The rest of the article is happier as it talks about the match. You know, that one that had you transfixed to the TV for hours on end? The one that had your stomach in knots, your nerves frayed, and your pets and family members doubting your sanity? You know, the 2008 Wimbledon Final. (For those of you in the US who get The Tennis Channel, the match will be aired twice this week.)
“I didn’t think they were going to play that well, both of them,” Borg told ESPN producer Aarthi Rajaraman several months ago. “That’s the best tennis match I’ve ever seen in my life. I was just happy to be there, to be part of that final.
“You cannot see a better tennis match.”
Sampras, who watched on television, agreed.
“The match,” he said, “transcended the sport.”
Indeed. I know people who’ve never watched a tennis match in their lives until that one. A guy at work said he’s always thought tennis was boring, but couldn’t find anything else on that day and ended up transfixed for the whole thing.
Todd Martin, the retired ATP player, also watched on television.
“They’re playing 85 feet from each other, and the way the sport is played today it’s not a quick process to get to the culmination,” Martin said. “It is a slow crescendo. They’re both such amazing shot-makers that the slow crescendo results in a tremendous boom.
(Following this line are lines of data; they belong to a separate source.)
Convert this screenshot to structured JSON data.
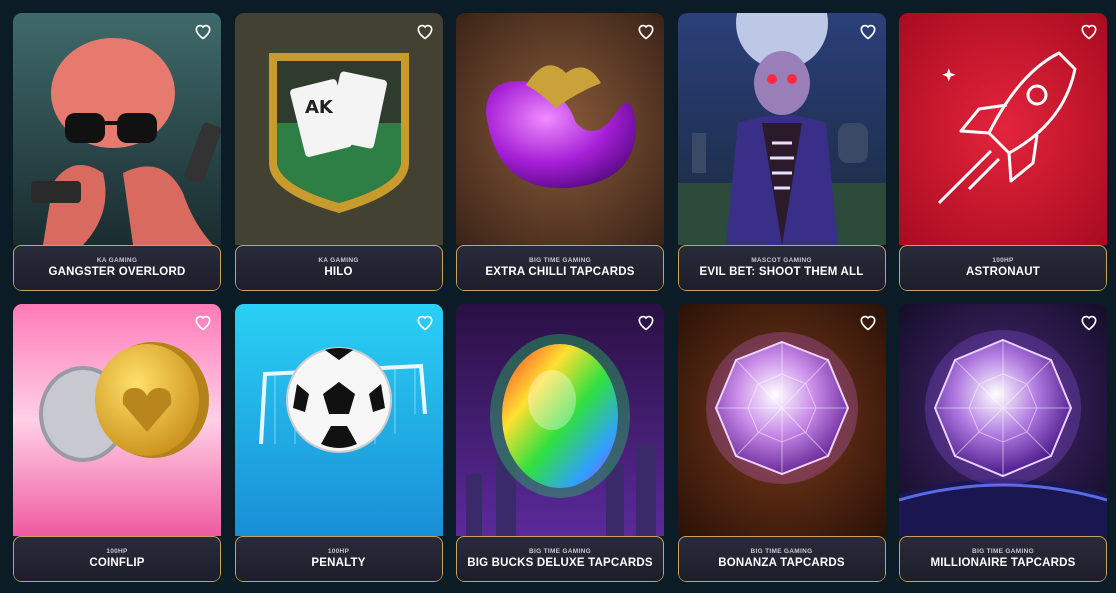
{
  "games": [
    {
      "provider": "KA GAMING",
      "title": "GANGSTER OVERLORD",
      "icon": "octopus-gangster-icon",
      "bg": "#2d4a4c"
    },
    {
      "provider": "KA GAMING",
      "title": "HILO",
      "icon": "cards-shield-icon",
      "bg": "#3c3a30"
    },
    {
      "provider": "BIG TIME GAMING",
      "title": "EXTRA CHILLI TAPCARDS",
      "icon": "purple-chilli-icon",
      "bg": "#6e3f2c"
    },
    {
      "provider": "MASCOT GAMING",
      "title": "EVIL BET: SHOOT THEM ALL",
      "icon": "zombie-icon",
      "bg": "#2c3a66"
    },
    {
      "provider": "100HP",
      "title": "ASTRONAUT",
      "icon": "rocket-icon",
      "bg": "#c3122a"
    },
    {
      "provider": "100HP",
      "title": "COINFLIP",
      "icon": "coin-icon",
      "bg": "#f06ea8"
    },
    {
      "provider": "100HP",
      "title": "PENALTY",
      "icon": "soccer-ball-icon",
      "bg": "#29b4e8"
    },
    {
      "provider": "BIG TIME GAMING",
      "title": "BIG BUCKS DELUXE TAPCARDS",
      "icon": "rainbow-gem-icon",
      "bg": "#3a1a66"
    },
    {
      "provider": "BIG TIME GAMING",
      "title": "BONANZA TAPCARDS",
      "icon": "diamond-icon",
      "bg": "#4a2516"
    },
    {
      "provider": "BIG TIME GAMING",
      "title": "MILLIONAIRE TAPCARDS",
      "icon": "diamond-icon",
      "bg": "#2a1a48"
    }
  ],
  "colors": {
    "page_bg": "#0b1c26",
    "caption_border": "#c9a45a",
    "heart": "#ffffff"
  }
}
“From a tactical standpoint, maybe it wasn’t the best match ever played, but from a viewing perspective it was incredibly compelling. On top of the beauty of the points and the nature of the athletics, there was great, almost unbearable drama.”
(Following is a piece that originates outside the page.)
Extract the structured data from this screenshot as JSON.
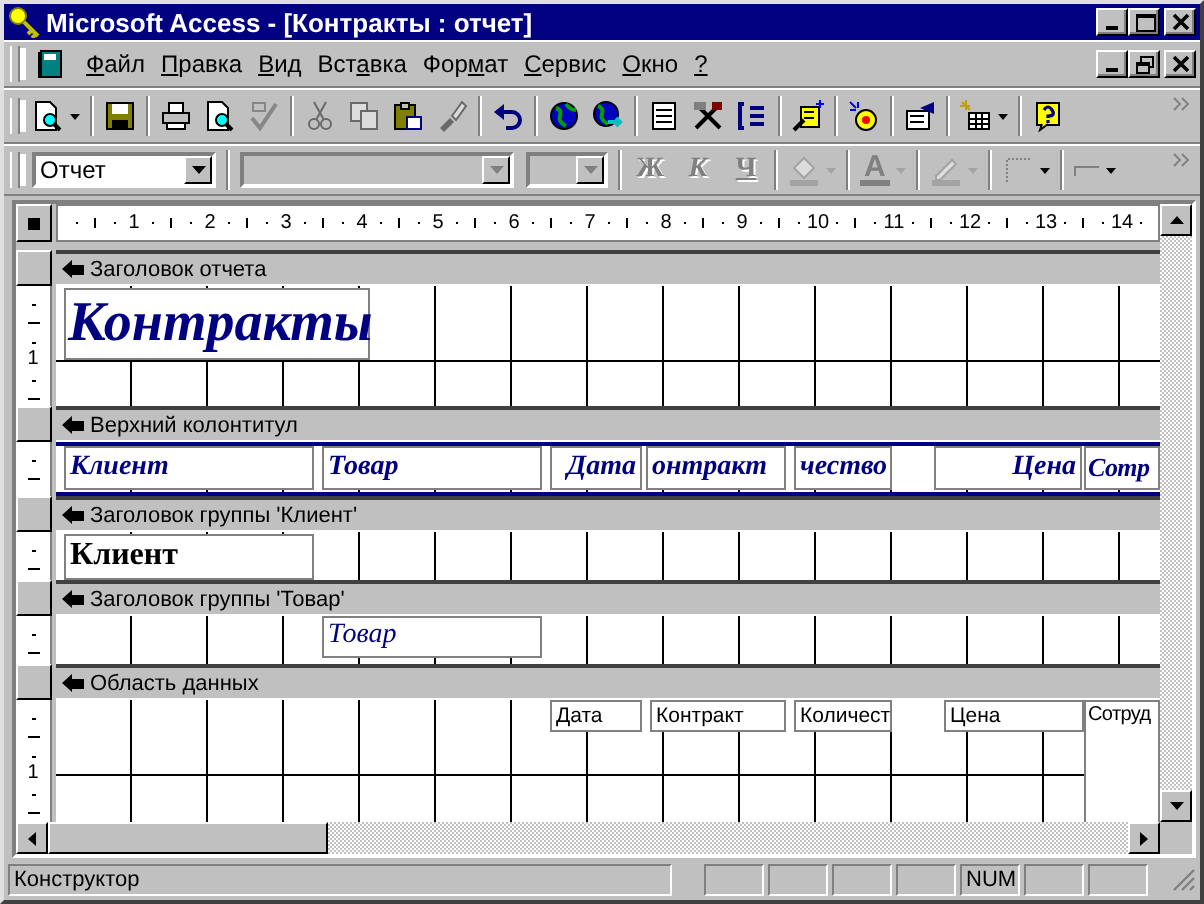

It was indeed a wonderful and intense slow crescendo. I’ve watched the AO semi and final recently. And while both were epic, neither had the plot line and slow steady build of the match. So much was on the line, so much history with either outcome, and both players wanted that win so intensely. It could have been a cluster of tension, nerves and chokes, and, while the match wasn’t completely free of those things, instead of succumbing to them both players raised their level over and over during the course of the match. Just when you thought things couldn’t get better, they did. Just when you thought there was no way the match was ever going to end, it did. Just when you thought there couldn’t be a winner, there was.